The report recommends that organizations don't put the blame on the injured worker, but instead take a look at internal factors that contributed to an accident. To identify events or near events that could have led to serious injury or death, the prevention model in the report recommends focusing on and studying:
By identifying potential precursors to such events and educating employees about those precursors, companies can focus on eliminating the potential for accidents to occur in the first place. One key component of this method is to identify which smaller accidents or near misses had the most potential to inflict serious injury or death.
Establish a system for reporting near misses. Consider:
When rolling out the plan, hold a safety meeting explaining to employees why the company is focusing on the smaller incidents and near misses, and how a minor incident can turn major. Explain the importance of looking at potential rather than actual outcomes for minor incidents.
When it comes to crop insurance, there are many decisions and regulations to consider. In this video, Travis Stewart, discusses how replant, late plant, prevented planting, and 1st crop/2nd crop provisions may affect you.
Although no producer goes into a planting season with the anticipation of low yields, low commodity prices, and a payout from their crop insurance policy come harvest time – it happens. Unfortunately, in times of tight margins and the inability for some to cover their break-even costs, Yield and Revenue Protection plans regulated and offered through the Risk Management Agency do not provide sufficient amount of coverage for some producers to farm comfortably.
Farming doesn’t stop in the winter, there are animals to be fed, crops to be handled, machines to be repaired and so much more.
Here are some reminders for workers who are out bracing the cold everyday. Stay warm & safe everyone!
I have seen quite a few companies and agencies promoting “captives” as a sound alternative to federally re-insured crop insurance.

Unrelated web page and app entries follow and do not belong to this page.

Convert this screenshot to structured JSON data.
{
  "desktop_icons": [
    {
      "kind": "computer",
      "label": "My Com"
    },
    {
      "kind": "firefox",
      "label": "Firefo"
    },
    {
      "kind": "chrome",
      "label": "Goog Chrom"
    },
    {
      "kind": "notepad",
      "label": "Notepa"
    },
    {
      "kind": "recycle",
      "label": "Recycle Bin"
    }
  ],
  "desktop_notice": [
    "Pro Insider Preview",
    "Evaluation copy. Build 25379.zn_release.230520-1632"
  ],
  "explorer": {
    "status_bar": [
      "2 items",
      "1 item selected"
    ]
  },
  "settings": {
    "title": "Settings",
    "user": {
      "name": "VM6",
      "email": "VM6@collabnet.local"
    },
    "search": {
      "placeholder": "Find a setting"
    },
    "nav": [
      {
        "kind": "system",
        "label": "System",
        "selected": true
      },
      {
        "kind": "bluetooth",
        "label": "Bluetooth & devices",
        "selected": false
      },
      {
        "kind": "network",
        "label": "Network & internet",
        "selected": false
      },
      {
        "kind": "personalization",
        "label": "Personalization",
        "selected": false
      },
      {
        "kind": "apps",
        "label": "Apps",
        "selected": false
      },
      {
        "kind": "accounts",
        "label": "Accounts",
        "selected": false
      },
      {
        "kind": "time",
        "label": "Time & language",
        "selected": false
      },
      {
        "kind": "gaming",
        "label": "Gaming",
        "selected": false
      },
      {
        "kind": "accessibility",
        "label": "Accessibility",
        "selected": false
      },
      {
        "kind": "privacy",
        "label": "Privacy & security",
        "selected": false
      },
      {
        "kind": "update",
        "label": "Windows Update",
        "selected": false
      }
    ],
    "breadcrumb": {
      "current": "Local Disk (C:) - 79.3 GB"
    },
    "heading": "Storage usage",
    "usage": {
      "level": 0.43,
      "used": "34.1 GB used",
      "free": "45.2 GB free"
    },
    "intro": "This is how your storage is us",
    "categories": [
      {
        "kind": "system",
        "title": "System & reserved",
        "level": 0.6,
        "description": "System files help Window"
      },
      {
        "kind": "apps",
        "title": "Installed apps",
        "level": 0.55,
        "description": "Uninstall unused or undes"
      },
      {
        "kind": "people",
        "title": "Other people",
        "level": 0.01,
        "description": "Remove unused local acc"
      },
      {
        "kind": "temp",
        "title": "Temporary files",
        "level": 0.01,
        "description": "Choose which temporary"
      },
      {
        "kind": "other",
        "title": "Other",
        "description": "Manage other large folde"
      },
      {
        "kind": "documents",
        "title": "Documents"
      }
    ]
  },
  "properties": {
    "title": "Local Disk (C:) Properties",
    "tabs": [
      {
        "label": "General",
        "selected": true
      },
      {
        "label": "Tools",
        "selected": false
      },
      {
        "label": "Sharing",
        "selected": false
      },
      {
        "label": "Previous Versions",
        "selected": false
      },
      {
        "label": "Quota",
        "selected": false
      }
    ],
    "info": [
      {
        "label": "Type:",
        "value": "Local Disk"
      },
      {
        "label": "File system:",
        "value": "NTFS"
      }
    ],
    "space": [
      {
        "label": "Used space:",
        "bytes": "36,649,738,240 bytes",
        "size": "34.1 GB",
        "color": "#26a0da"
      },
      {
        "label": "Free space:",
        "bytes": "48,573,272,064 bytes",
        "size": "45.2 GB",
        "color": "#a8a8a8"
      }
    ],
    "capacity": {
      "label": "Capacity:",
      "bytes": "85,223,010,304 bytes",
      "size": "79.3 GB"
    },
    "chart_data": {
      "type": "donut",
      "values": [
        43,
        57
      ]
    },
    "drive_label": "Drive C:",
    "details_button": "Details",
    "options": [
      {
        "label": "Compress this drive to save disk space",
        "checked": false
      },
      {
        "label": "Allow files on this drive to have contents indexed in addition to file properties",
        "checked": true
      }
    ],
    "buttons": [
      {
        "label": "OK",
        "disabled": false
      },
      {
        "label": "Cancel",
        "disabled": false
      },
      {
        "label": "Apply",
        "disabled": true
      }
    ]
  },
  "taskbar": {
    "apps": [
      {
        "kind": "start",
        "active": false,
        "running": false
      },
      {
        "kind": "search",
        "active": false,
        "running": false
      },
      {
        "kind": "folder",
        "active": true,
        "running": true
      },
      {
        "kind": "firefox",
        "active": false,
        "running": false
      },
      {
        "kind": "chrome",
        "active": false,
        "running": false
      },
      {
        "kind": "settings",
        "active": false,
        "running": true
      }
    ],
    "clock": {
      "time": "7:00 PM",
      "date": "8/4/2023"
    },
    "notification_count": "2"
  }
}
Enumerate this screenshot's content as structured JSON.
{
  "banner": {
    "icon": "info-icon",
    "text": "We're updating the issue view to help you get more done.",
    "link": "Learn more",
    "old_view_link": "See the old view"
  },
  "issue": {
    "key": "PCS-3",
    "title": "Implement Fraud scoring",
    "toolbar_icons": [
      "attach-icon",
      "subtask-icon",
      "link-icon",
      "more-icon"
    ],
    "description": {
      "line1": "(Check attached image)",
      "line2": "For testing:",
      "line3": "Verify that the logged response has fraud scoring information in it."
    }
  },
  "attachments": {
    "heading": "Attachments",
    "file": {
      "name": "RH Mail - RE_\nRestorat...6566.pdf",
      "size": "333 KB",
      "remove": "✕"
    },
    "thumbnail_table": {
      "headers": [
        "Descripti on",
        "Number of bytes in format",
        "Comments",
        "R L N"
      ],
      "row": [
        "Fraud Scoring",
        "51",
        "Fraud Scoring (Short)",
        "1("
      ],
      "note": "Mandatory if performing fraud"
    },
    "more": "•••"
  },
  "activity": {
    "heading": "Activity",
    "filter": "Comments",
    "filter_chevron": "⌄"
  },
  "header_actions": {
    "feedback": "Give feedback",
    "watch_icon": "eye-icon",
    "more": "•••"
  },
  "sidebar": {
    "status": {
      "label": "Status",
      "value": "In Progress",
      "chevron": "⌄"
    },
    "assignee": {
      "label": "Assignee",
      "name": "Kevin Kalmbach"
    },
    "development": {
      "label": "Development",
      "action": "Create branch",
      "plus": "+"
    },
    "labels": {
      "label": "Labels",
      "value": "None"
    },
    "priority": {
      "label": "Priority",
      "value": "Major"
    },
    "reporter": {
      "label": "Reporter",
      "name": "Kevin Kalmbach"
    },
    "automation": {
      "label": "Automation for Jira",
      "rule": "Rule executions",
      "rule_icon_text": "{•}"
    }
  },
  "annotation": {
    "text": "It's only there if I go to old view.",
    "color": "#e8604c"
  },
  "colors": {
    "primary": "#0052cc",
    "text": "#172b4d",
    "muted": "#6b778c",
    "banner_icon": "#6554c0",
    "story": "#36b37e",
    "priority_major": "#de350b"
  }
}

Suggesting a farmer’s best risk management strategy may be situated in a group of like-minded producers, who self-insure through the help of a licensed insurance company, thus bypassing commercially sold insurance products.
So that leads me to ask…